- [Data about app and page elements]
________________________________________

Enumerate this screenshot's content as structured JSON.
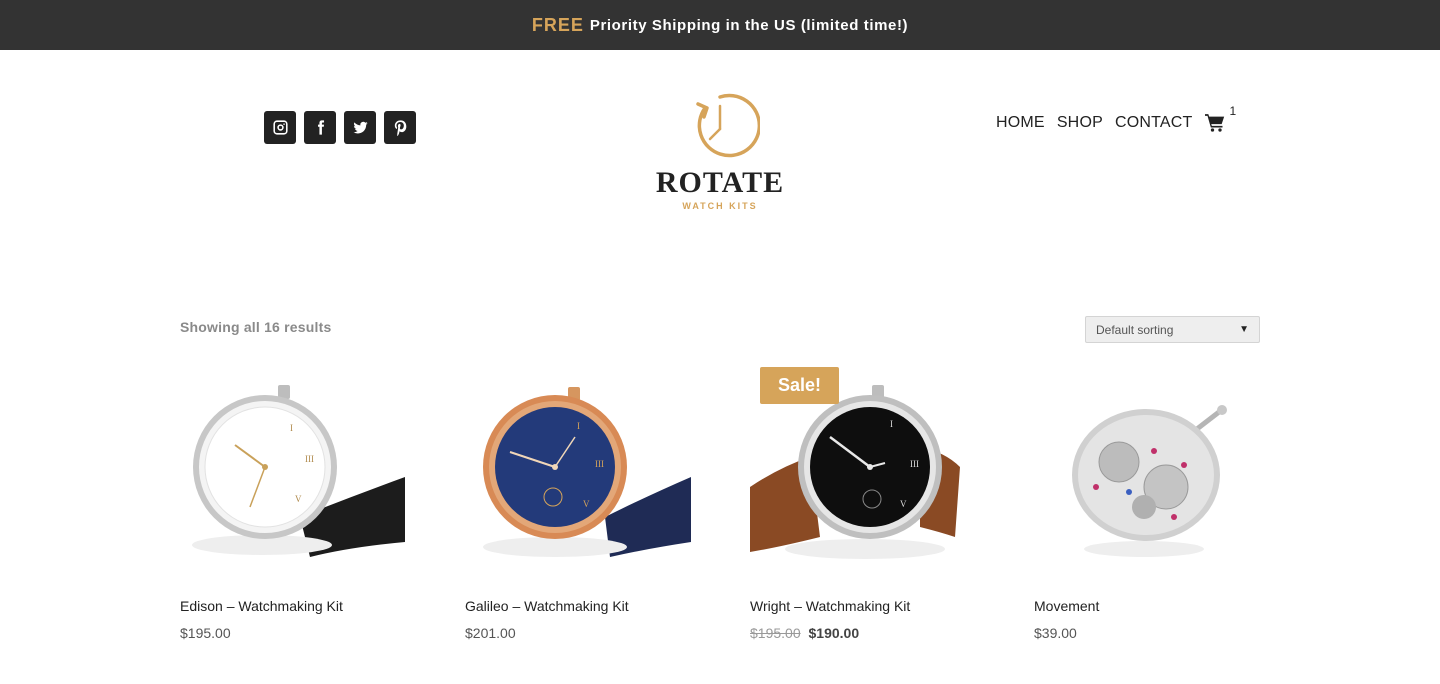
{
  "announcement": {
    "highlight": "FREE",
    "message": "Priority Shipping in the US (limited time!)",
    "accent_color": "#d6a45a",
    "background": "#333333"
  },
  "social": [
    {
      "name": "instagram-icon"
    },
    {
      "name": "facebook-icon"
    },
    {
      "name": "twitter-icon"
    },
    {
      "name": "pinterest-icon"
    }
  ],
  "logo": {
    "brand": "ROTATE",
    "tagline": "WATCH KITS"
  },
  "nav": {
    "items": [
      "HOME",
      "SHOP",
      "CONTACT"
    ],
    "cart_icon": "cart-icon",
    "cart_count": "1"
  },
  "shop": {
    "results_text": "Showing all 16 results",
    "sort_selected": "Default sorting"
  },
  "products": [
    {
      "name": "Edison – Watchmaking Kit",
      "price": "$195.00",
      "dial": "white"
    },
    {
      "name": "Galileo – Watchmaking Kit",
      "price": "$201.00",
      "dial": "blue"
    },
    {
      "name": "Wright – Watchmaking Kit",
      "old_price": "$195.00",
      "price": "$190.00",
      "badge": "Sale!",
      "dial": "black"
    },
    {
      "name": "Movement",
      "price": "$39.00",
      "dial": "movement"
    }
  ]
}
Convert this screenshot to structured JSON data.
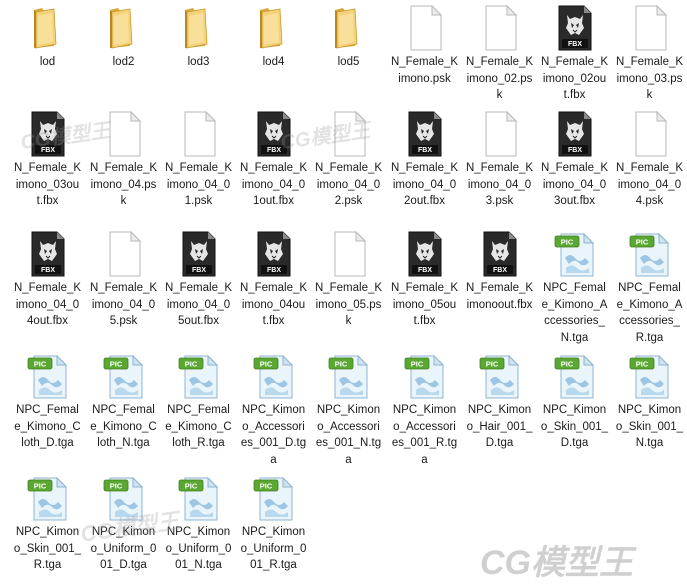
{
  "items": [
    {
      "type": "folder",
      "label": "lod"
    },
    {
      "type": "folder",
      "label": "lod2"
    },
    {
      "type": "folder",
      "label": "lod3"
    },
    {
      "type": "folder",
      "label": "lod4"
    },
    {
      "type": "folder",
      "label": "lod5"
    },
    {
      "type": "blank",
      "label": "N_Female_Kimono.psk"
    },
    {
      "type": "blank",
      "label": "N_Female_Kimono_02.psk"
    },
    {
      "type": "fbx",
      "label": "N_Female_Kimono_02out.fbx"
    },
    {
      "type": "blank",
      "label": "N_Female_Kimono_03.psk"
    },
    {
      "type": "fbx",
      "label": "N_Female_Kimono_03out.fbx"
    },
    {
      "type": "blank",
      "label": "N_Female_Kimono_04.psk"
    },
    {
      "type": "blank",
      "label": "N_Female_Kimono_04_01.psk"
    },
    {
      "type": "fbx",
      "label": "N_Female_Kimono_04_01out.fbx"
    },
    {
      "type": "blank",
      "label": "N_Female_Kimono_04_02.psk"
    },
    {
      "type": "fbx",
      "label": "N_Female_Kimono_04_02out.fbx"
    },
    {
      "type": "blank",
      "label": "N_Female_Kimono_04_03.psk"
    },
    {
      "type": "fbx",
      "label": "N_Female_Kimono_04_03out.fbx"
    },
    {
      "type": "blank",
      "label": "N_Female_Kimono_04_04.psk"
    },
    {
      "type": "fbx",
      "label": "N_Female_Kimono_04_04out.fbx"
    },
    {
      "type": "blank",
      "label": "N_Female_Kimono_04_05.psk"
    },
    {
      "type": "fbx",
      "label": "N_Female_Kimono_04_05out.fbx"
    },
    {
      "type": "fbx",
      "label": "N_Female_Kimono_04out.fbx"
    },
    {
      "type": "blank",
      "label": "N_Female_Kimono_05.psk"
    },
    {
      "type": "fbx",
      "label": "N_Female_Kimono_05out.fbx"
    },
    {
      "type": "fbx",
      "label": "N_Female_Kimonoout.fbx"
    },
    {
      "type": "pic",
      "label": "NPC_Female_Kimono_Accessories_N.tga"
    },
    {
      "type": "pic",
      "label": "NPC_Female_Kimono_Accessories_R.tga"
    },
    {
      "type": "pic",
      "label": "NPC_Female_Kimono_Cloth_D.tga"
    },
    {
      "type": "pic",
      "label": "NPC_Female_Kimono_Cloth_N.tga"
    },
    {
      "type": "pic",
      "label": "NPC_Female_Kimono_Cloth_R.tga"
    },
    {
      "type": "pic",
      "label": "NPC_Kimono_Accessories_001_D.tga"
    },
    {
      "type": "pic",
      "label": "NPC_Kimono_Accessories_001_N.tga"
    },
    {
      "type": "pic",
      "label": "NPC_Kimono_Accessories_001_R.tga"
    },
    {
      "type": "pic",
      "label": "NPC_Kimono_Hair_001_D.tga"
    },
    {
      "type": "pic",
      "label": "NPC_Kimono_Skin_001_D.tga"
    },
    {
      "type": "pic",
      "label": "NPC_Kimono_Skin_001_N.tga"
    },
    {
      "type": "pic",
      "label": "NPC_Kimono_Skin_001_R.tga"
    },
    {
      "type": "pic",
      "label": "NPC_Kimono_Uniform_001_D.tga"
    },
    {
      "type": "pic",
      "label": "NPC_Kimono_Uniform_001_N.tga"
    },
    {
      "type": "pic",
      "label": "NPC_Kimono_Uniform_001_R.tga"
    }
  ],
  "icons": {
    "fbx_badge": "FBX",
    "pic_badge": "PIC"
  },
  "watermark": {
    "text": "CG模型王"
  }
}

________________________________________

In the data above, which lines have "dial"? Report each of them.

      "dial": "white"
      "dial": "blue"
      "dial": "black"
      "dial": "movement"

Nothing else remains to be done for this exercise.